“Yet, despite the fears and gloom, and some desertion, both armies endured and boldly prepared themselves for an imminent encounter.
“I can only imagine the faith, the motivation and courage both sides needed to complete their final journeys to confront the other: The Earl of Surrey’s English marching via Barmoor to cross the River Till, and King James’s army departing Flodden hill to move across to Branxton Moor in order to block the enemy’s northern approach.
“We can read about the battle, learn of the fortune and misfortune of the ranks as the conflict unfolded. But it is only here, on the field itself, that we can truly sense and envisage the events of that fateful collision. It is only here, at the place, that we can wonder and imagine the dreadful action, in all its fury and horror.
“Yes, it’s only here on the battle ground, with an awareness and perception that we can properly appreciate the battle’s wrath and brutality, and its pitiful scenes of destruction and carnage!
“The din of medieval war would have been shocking. (Oddly enough, the French had instructed the Scottish pikemen to attack in silence, but that was soon discarded) After the initial explosions of cannon fire that must have terrorised the ranks, the roaring and screeching of men, in hand to hand fighting, would be awe-inspiring.
“Very few would die instantly. Soldiers struck down, screaming in agony; men staring with anguish, clutching their wounds, pleading for mercy, wailing for help from fathers, brothers, sons, friends; whilst other dying victims lay sobbing, moaning and groaning in pain; and some, without a sound and empty faced, drawn towards the deepest silence of all - their journey’s end.

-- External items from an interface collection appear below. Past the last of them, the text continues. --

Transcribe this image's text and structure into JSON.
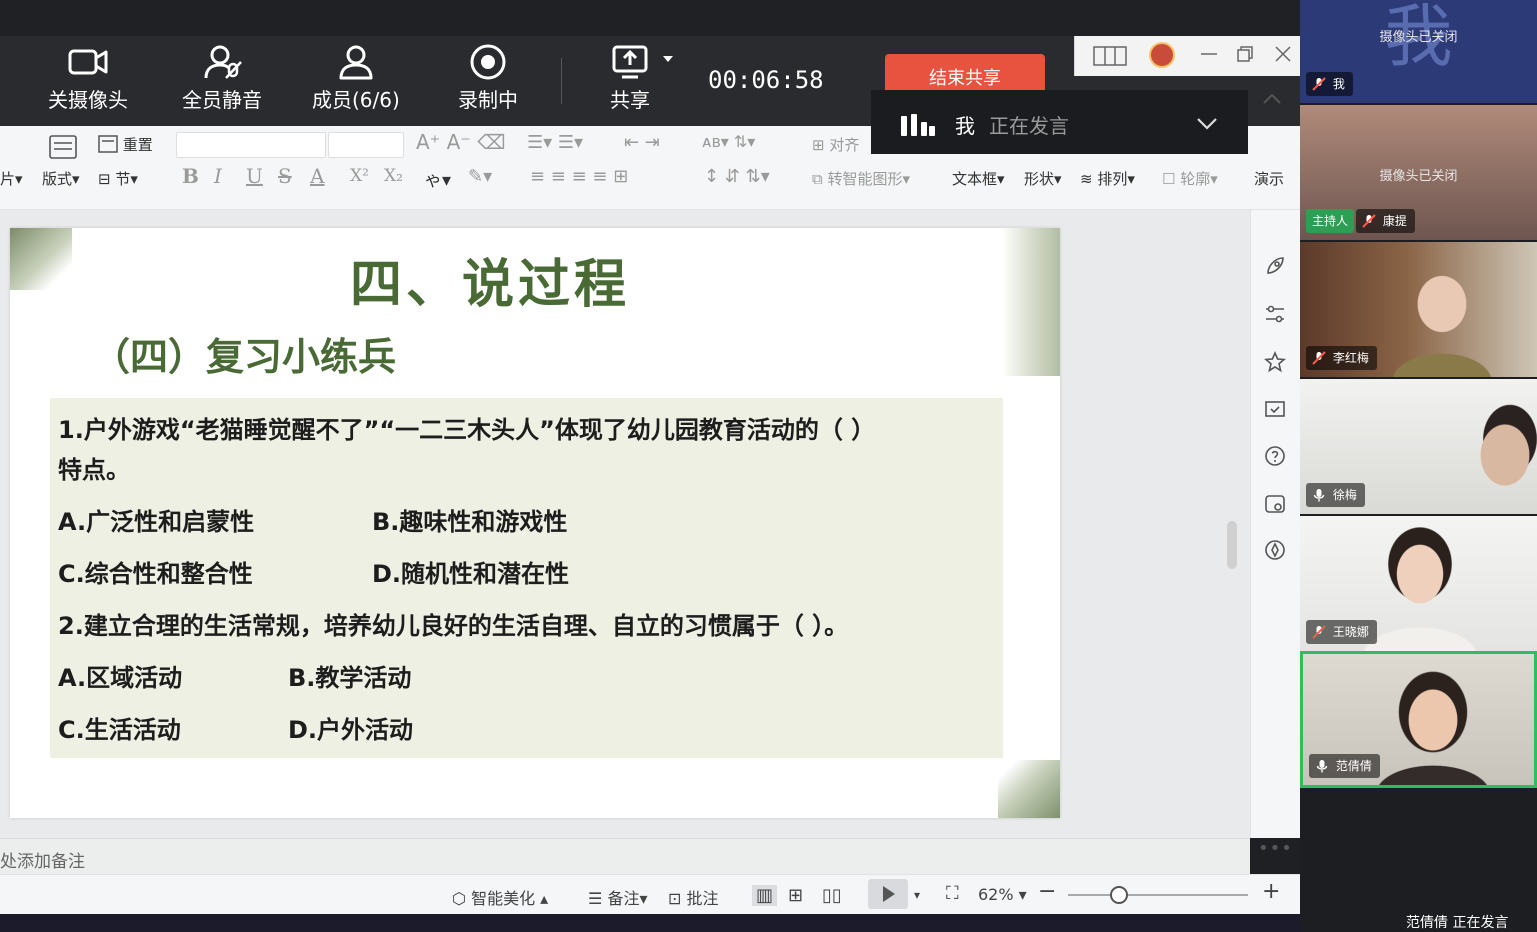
{
  "meeting": {
    "buttons": {
      "camera_off": "关摄像头",
      "mute_all": "全员静音",
      "members": "成员(6/6)",
      "recording": "录制中",
      "share": "共享"
    },
    "timer": "00:06:58",
    "end_share": "结束共享"
  },
  "speaking_banner": {
    "me": "我",
    "status": "正在发言"
  },
  "ribbon": {
    "row1": {
      "reset": "重置",
      "align": "对齐"
    },
    "row2": {
      "picture": "片",
      "layout": "版式",
      "section": "节",
      "convert_smartart": "转智能图形",
      "textbox": "文本框",
      "shape": "形状",
      "arrange": "排列",
      "outline": "轮廓",
      "present": "演示"
    },
    "format_glyphs": [
      "B",
      "I",
      "U",
      "S",
      "A",
      "X²",
      "X₂"
    ]
  },
  "slide": {
    "title": "四、说过程",
    "subtitle": "（四）复习小练兵",
    "questions": [
      {
        "stem_line1": "1.户外游戏“老猫睡觉醒不了”“一二三木头人”体现了幼儿园教育活动的（   ）",
        "stem_line2": "特点。",
        "options": [
          "A.广泛性和启蒙性",
          "B.趣味性和游戏性",
          "C.综合性和整合性",
          "D.随机性和潜在性"
        ]
      },
      {
        "stem_line1": "2.建立合理的生活常规，培养幼儿良好的生活自理、自立的习惯属于（   ）。",
        "options": [
          "A.区域活动",
          "B.教学活动",
          "C.生活活动",
          "D.户外活动"
        ]
      }
    ]
  },
  "notes": {
    "placeholder": "处添加备注"
  },
  "status_bar": {
    "smart_beautify": "智能美化",
    "notes": "备注",
    "comment": "批注",
    "zoom": "62%"
  },
  "participants": [
    {
      "name": "我",
      "bg_char": "我",
      "camera_text": "摄像头已关闭"
    },
    {
      "name": "康提",
      "host_label": "主持人",
      "camera_text": "摄像头已关闭"
    },
    {
      "name": "李红梅"
    },
    {
      "name": "徐梅"
    },
    {
      "name": "王晓娜"
    },
    {
      "name": "范倩倩"
    }
  ],
  "footer": {
    "speaker": "范倩倩  正在发言"
  },
  "colors": {
    "title_green": "#4a6a35",
    "end_share_red": "#e8533f",
    "active_border": "#2fbf5a",
    "host_tag": "#2f9e55"
  }
}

“The dead were heaped into pits. For every English corpse there were at least three Scots. Enemies in life, united in death, they lay together, undivided; their pale, feeble looking bodies, stripped and silent. Once buried they were hidden forever, lost to everything meaningful in life, and to everyone who knew them - save in memory.”
“Flodden evokes in us many emotions. In hindsight, it is easy to judge its futility, its waste, its loss. But its aura of tragedy remains, etched in the soul of our land’s heritage.
“The monument on Piper’s Hill is a lasting and solemn memorial to the brave of both nations. Likewise, this annual ride is a powerful testimony of remembrance; an act of pilgrimage and homage to Flodden’s unique and unforgettable story.
“Returning home, after a meeting in March with organisers to discuss this day’s proceedings, I chanced to read a newspaper article regarding the German Airbus that had recently crashed into the French Alps, killing all 150 passengers and crew on board. At the scene of the disaster, the Mayor of Le Vernet, the nearest village to the crash site, was quoted as saying that - “From now on we shall be the guardians of this place, and of the memory of those whose lives were ended here.”
“And it occurred to me immediately, that this is exactly what our visit today heralds. In this ceremonial journey to the field each year, Coldstream has indeed become a true guardian of Flodden and, ‘of the memory of those whose lives were ended here!’ For this act of service, you deserve further recognition, and I salute you for it, with praise.”